(Dataset records)
________________________
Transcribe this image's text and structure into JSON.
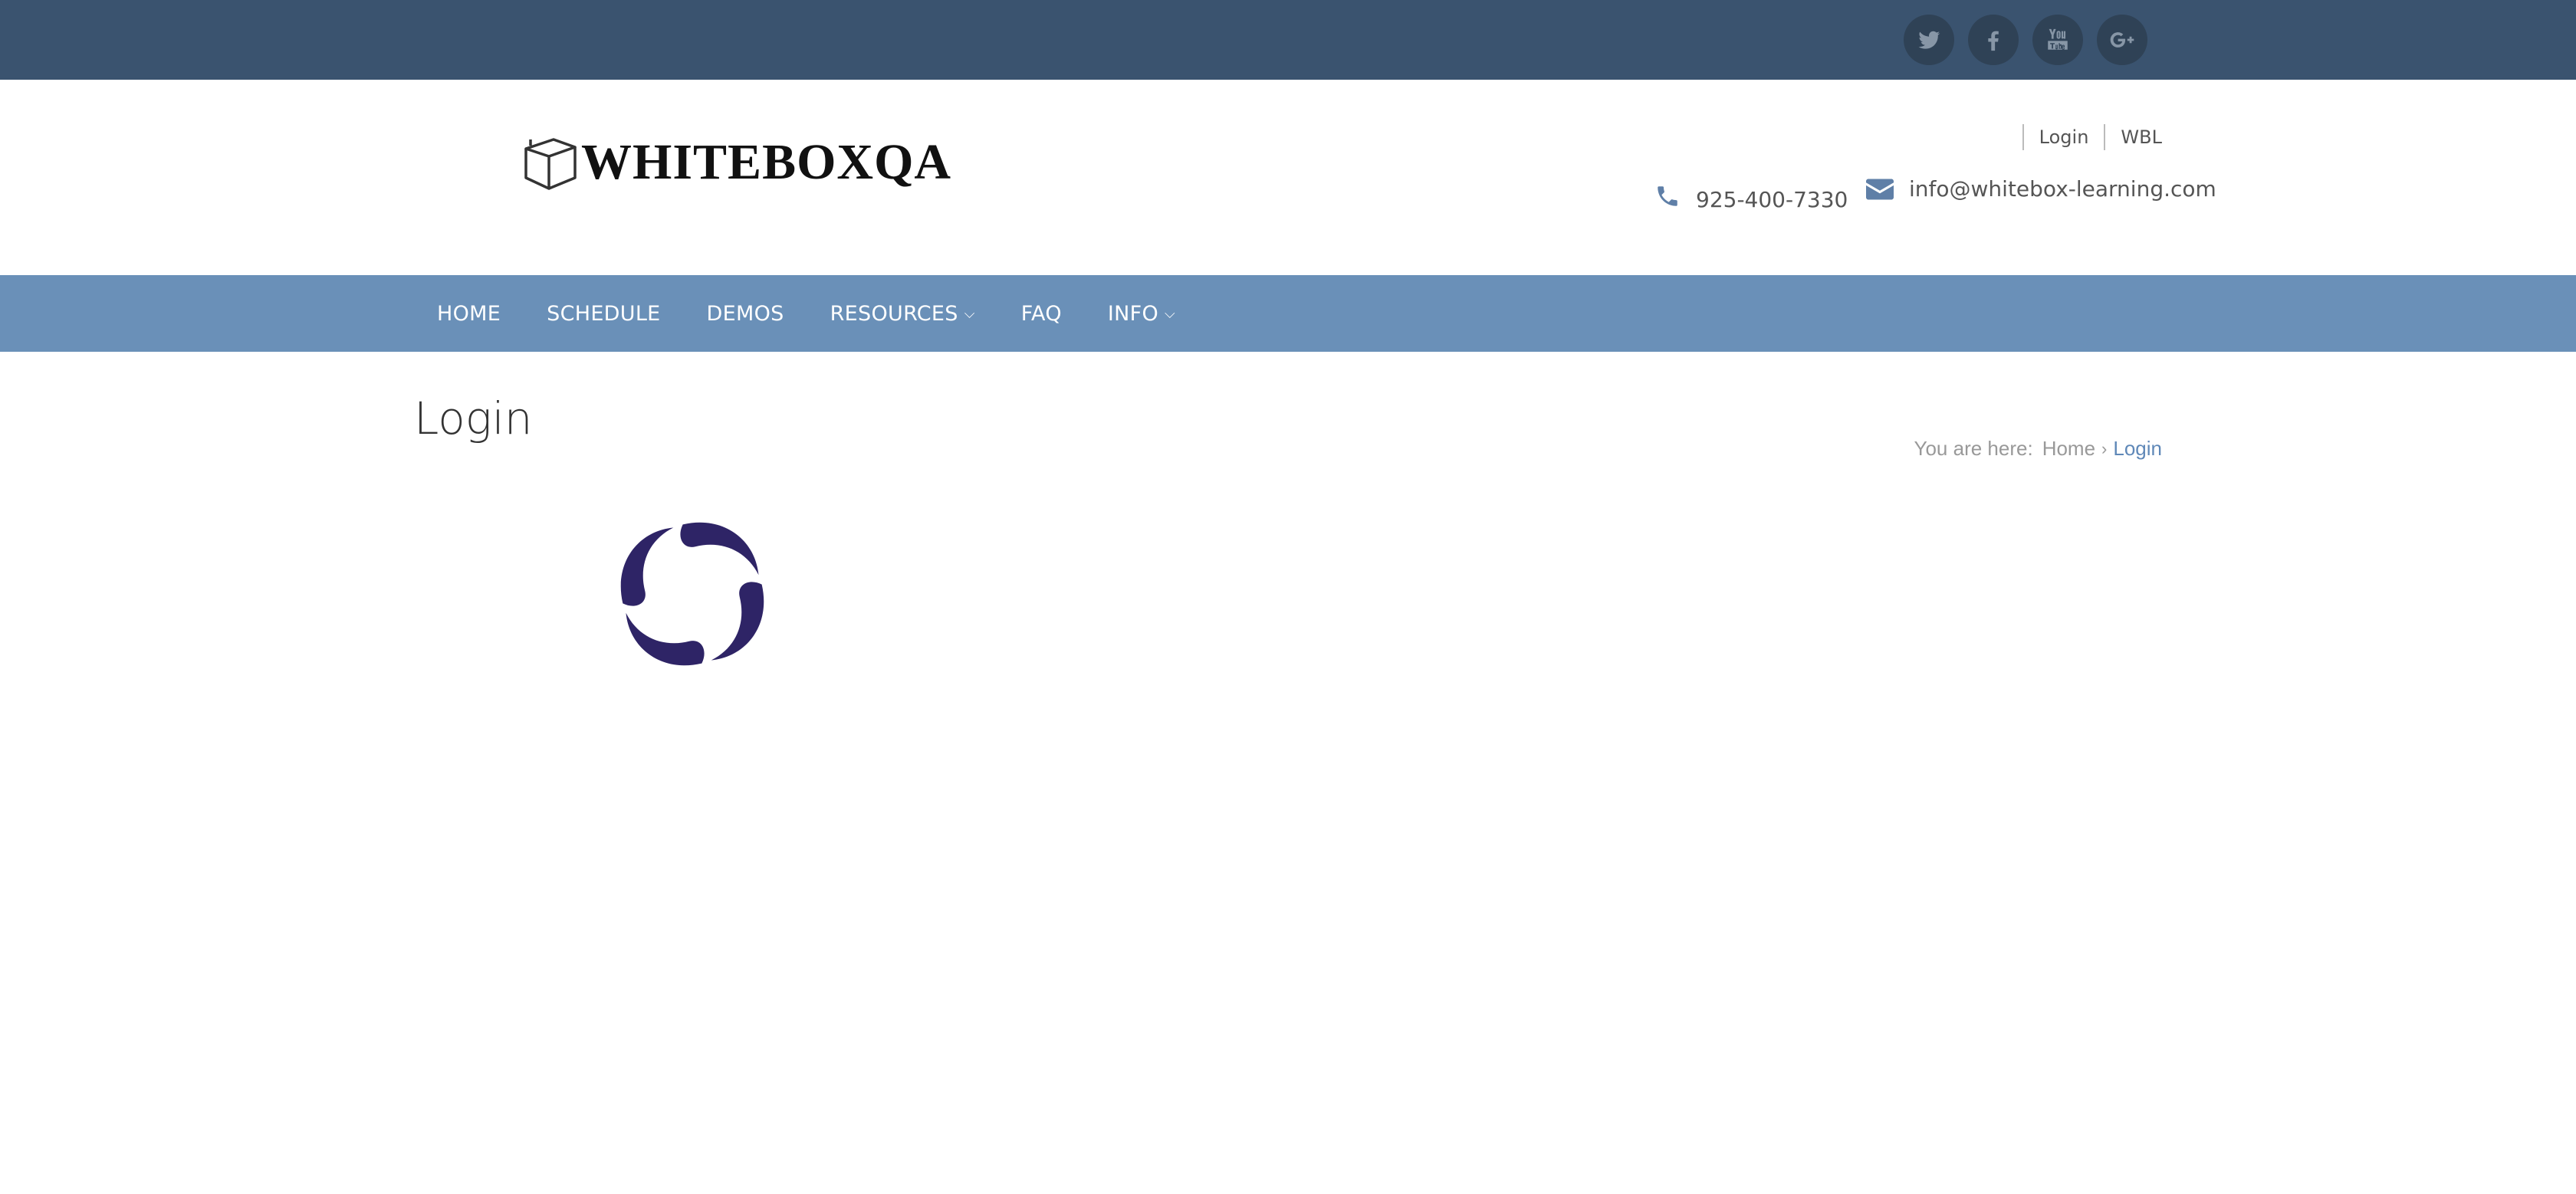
{
  "social": {
    "items": [
      {
        "name": "twitter",
        "icon": "twitter-icon"
      },
      {
        "name": "facebook",
        "icon": "facebook-icon"
      },
      {
        "name": "youtube",
        "icon": "youtube-icon"
      },
      {
        "name": "google-plus",
        "icon": "google-plus-icon"
      }
    ]
  },
  "header": {
    "logo_text": "WHITEBOXQA",
    "logo_icon": "box-icon",
    "top_links": {
      "login": "Login",
      "wbl": "WBL"
    },
    "phone": "925-400-7330",
    "email": "info@whitebox-learning.com"
  },
  "nav": {
    "items": [
      {
        "label": "HOME"
      },
      {
        "label": "SCHEDULE"
      },
      {
        "label": "DEMOS"
      },
      {
        "label": "RESOURCES",
        "caret": "⌵"
      },
      {
        "label": "FAQ"
      },
      {
        "label": "INFO",
        "caret": "⌵"
      }
    ]
  },
  "main": {
    "title": "Login",
    "breadcrumb": {
      "label": "You are here:",
      "home": "Home",
      "separator": "›",
      "current": "Login"
    }
  },
  "colors": {
    "topbar": "#3a536f",
    "nav": "#6a90b8",
    "accent": "#5f88b8",
    "spinner": "#2e2466"
  }
}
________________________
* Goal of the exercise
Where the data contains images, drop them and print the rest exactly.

* Exercise answer
Transcribe this image's text and structure into JSON.
{
  "social": {
    "items": [
      {
        "name": "twitter",
        "icon": "twitter-icon"
      },
      {
        "name": "facebook",
        "icon": "facebook-icon"
      },
      {
        "name": "youtube",
        "icon": "youtube-icon"
      },
      {
        "name": "google-plus",
        "icon": "google-plus-icon"
      }
    ]
  },
  "header": {
    "logo_text": "WHITEBOXQA",
    "logo_icon": "box-icon",
    "top_links": {
      "login": "Login",
      "wbl": "WBL"
    },
    "phone": "925-400-7330",
    "email": "info@whitebox-learning.com"
  },
  "nav": {
    "items": [
      {
        "label": "HOME"
      },
      {
        "label": "SCHEDULE"
      },
      {
        "label": "DEMOS"
      },
      {
        "label": "RESOURCES",
        "caret": "⌵"
      },
      {
        "label": "FAQ"
      },
      {
        "label": "INFO",
        "caret": "⌵"
      }
    ]
  },
  "main": {
    "title": "Login",
    "breadcrumb": {
      "label": "You are here:",
      "home": "Home",
      "separator": "›",
      "current": "Login"
    }
  },
  "colors": {
    "topbar": "#3a536f",
    "nav": "#6a90b8",
    "accent": "#5f88b8",
    "spinner": "#2e2466"
  }
}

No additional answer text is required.